(Dataset records)
++++++

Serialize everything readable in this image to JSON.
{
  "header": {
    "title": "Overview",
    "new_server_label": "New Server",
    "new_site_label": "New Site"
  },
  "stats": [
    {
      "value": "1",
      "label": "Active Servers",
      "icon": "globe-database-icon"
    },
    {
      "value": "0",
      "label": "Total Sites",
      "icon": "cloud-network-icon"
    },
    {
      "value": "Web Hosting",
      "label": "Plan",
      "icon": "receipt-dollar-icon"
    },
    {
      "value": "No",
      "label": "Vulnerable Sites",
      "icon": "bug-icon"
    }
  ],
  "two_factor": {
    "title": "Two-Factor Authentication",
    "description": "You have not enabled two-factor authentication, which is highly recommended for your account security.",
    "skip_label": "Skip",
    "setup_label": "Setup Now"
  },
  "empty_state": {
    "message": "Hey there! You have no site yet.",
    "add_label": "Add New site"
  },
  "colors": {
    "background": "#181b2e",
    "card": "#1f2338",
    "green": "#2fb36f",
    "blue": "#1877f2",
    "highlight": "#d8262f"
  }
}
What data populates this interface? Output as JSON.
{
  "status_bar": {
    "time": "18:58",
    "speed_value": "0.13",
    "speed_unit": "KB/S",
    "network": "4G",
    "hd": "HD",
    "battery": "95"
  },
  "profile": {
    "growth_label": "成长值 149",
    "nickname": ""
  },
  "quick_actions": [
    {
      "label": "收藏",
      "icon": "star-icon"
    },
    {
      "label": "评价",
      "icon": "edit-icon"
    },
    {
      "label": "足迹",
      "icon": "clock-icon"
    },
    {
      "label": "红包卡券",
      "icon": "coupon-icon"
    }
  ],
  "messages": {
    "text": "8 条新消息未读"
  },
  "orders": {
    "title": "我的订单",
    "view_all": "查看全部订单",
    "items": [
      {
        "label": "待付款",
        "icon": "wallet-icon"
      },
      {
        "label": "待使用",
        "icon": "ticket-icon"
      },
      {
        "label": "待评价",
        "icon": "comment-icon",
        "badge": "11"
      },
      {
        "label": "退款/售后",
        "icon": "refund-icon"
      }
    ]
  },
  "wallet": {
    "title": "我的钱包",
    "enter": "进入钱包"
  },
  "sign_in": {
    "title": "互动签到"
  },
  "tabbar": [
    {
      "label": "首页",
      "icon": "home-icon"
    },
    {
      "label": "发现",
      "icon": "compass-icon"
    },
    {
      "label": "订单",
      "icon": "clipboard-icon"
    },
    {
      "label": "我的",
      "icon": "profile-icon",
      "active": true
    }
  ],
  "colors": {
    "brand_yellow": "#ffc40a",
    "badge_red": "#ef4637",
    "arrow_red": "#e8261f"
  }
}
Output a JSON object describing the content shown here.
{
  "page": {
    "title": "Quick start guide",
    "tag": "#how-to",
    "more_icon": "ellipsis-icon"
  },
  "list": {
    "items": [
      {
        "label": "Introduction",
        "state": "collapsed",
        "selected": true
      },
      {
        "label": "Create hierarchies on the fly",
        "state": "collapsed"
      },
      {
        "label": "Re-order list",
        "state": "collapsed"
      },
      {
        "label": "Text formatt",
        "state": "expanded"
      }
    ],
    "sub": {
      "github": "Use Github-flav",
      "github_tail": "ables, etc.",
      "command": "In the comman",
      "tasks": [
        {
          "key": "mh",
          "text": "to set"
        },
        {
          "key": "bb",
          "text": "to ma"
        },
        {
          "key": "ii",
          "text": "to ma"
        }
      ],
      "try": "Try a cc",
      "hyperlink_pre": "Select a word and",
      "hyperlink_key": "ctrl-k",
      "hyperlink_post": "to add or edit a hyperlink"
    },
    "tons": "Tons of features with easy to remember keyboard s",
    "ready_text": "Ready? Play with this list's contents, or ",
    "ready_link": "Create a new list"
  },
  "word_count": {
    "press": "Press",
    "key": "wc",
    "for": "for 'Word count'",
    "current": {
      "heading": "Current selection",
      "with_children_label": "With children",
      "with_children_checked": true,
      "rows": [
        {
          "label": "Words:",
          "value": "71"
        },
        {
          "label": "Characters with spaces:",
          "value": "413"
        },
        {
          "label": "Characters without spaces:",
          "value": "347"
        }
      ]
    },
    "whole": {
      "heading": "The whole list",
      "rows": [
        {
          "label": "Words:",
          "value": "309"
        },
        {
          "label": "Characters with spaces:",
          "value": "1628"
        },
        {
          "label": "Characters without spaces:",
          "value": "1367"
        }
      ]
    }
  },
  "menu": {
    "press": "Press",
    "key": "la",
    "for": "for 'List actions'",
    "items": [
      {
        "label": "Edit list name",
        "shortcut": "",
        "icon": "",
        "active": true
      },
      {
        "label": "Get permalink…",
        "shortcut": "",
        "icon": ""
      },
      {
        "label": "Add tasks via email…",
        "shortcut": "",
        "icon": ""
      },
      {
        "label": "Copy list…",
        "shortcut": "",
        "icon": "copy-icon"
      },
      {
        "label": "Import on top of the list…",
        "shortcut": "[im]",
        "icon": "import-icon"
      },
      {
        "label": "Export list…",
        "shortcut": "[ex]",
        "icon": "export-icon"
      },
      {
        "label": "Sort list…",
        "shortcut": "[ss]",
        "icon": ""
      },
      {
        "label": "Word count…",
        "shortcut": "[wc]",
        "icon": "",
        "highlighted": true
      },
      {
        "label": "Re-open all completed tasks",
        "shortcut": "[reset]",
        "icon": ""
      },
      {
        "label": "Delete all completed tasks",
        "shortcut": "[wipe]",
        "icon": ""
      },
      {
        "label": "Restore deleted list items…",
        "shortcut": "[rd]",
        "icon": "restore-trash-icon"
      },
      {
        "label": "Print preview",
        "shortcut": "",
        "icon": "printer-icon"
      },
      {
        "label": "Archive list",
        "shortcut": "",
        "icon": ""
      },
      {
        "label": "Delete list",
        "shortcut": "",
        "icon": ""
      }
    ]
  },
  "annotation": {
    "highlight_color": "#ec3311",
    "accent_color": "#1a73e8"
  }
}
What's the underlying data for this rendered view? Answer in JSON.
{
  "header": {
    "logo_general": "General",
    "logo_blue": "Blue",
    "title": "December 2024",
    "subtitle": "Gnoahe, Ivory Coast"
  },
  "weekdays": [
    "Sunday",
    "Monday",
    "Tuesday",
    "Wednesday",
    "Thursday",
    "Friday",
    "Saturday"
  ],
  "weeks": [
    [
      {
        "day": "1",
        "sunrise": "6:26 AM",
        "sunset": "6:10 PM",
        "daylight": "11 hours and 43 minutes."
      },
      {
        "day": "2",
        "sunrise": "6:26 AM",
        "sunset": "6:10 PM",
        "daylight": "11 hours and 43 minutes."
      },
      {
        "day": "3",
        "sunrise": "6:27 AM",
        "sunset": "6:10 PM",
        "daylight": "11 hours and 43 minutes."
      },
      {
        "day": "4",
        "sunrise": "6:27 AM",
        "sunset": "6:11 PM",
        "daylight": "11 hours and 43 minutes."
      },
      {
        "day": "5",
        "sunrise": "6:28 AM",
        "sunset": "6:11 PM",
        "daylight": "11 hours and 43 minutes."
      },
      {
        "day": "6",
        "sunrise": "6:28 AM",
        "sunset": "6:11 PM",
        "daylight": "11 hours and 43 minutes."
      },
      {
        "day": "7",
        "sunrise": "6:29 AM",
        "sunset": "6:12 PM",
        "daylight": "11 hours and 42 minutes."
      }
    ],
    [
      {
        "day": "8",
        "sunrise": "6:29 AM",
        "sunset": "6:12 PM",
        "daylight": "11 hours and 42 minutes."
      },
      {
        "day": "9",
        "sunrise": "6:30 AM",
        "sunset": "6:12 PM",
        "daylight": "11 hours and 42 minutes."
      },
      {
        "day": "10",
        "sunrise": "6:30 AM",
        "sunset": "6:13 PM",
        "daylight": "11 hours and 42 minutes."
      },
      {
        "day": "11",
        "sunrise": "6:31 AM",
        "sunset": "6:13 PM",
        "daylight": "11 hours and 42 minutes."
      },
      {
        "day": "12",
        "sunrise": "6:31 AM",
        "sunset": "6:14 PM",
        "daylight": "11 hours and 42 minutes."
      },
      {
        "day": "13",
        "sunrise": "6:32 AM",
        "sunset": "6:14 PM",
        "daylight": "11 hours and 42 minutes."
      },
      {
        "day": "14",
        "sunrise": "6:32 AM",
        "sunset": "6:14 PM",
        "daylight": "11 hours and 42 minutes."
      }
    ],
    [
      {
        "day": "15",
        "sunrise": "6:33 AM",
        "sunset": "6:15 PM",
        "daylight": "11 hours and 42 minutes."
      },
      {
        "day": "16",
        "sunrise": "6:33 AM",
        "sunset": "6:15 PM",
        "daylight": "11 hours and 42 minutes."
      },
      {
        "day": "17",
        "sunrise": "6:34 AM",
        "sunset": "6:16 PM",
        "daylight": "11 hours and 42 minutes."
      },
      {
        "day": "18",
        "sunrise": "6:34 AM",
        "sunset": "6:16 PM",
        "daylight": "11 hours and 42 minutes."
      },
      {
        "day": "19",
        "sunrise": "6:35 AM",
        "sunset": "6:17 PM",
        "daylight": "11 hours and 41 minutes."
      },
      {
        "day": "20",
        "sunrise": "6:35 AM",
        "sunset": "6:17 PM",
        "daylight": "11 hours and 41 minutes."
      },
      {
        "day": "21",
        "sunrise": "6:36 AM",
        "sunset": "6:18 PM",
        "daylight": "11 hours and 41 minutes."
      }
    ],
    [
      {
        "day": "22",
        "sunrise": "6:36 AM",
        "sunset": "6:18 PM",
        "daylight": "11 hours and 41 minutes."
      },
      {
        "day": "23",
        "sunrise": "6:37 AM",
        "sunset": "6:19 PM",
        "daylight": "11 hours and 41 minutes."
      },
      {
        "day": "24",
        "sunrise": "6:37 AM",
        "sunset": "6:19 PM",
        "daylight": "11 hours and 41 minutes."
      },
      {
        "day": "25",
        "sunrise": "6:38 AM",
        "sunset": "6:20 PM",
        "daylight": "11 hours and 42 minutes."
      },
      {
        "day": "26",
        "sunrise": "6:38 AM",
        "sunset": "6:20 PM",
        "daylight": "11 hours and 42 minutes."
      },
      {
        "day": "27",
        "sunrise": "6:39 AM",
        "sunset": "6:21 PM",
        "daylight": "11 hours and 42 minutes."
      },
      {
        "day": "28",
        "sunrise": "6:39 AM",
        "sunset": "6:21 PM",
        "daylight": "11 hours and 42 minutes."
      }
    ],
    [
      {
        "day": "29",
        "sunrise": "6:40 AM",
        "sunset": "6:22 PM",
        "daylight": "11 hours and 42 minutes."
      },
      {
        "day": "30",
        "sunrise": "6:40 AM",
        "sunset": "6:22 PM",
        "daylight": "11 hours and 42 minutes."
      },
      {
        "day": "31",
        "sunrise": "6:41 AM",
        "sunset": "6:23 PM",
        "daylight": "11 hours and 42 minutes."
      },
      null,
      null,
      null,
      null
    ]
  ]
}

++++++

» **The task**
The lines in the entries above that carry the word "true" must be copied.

» **Answer space**
      "active": true
        "selected": true
      "with_children_checked": true,
        "active": true
        "highlighted": true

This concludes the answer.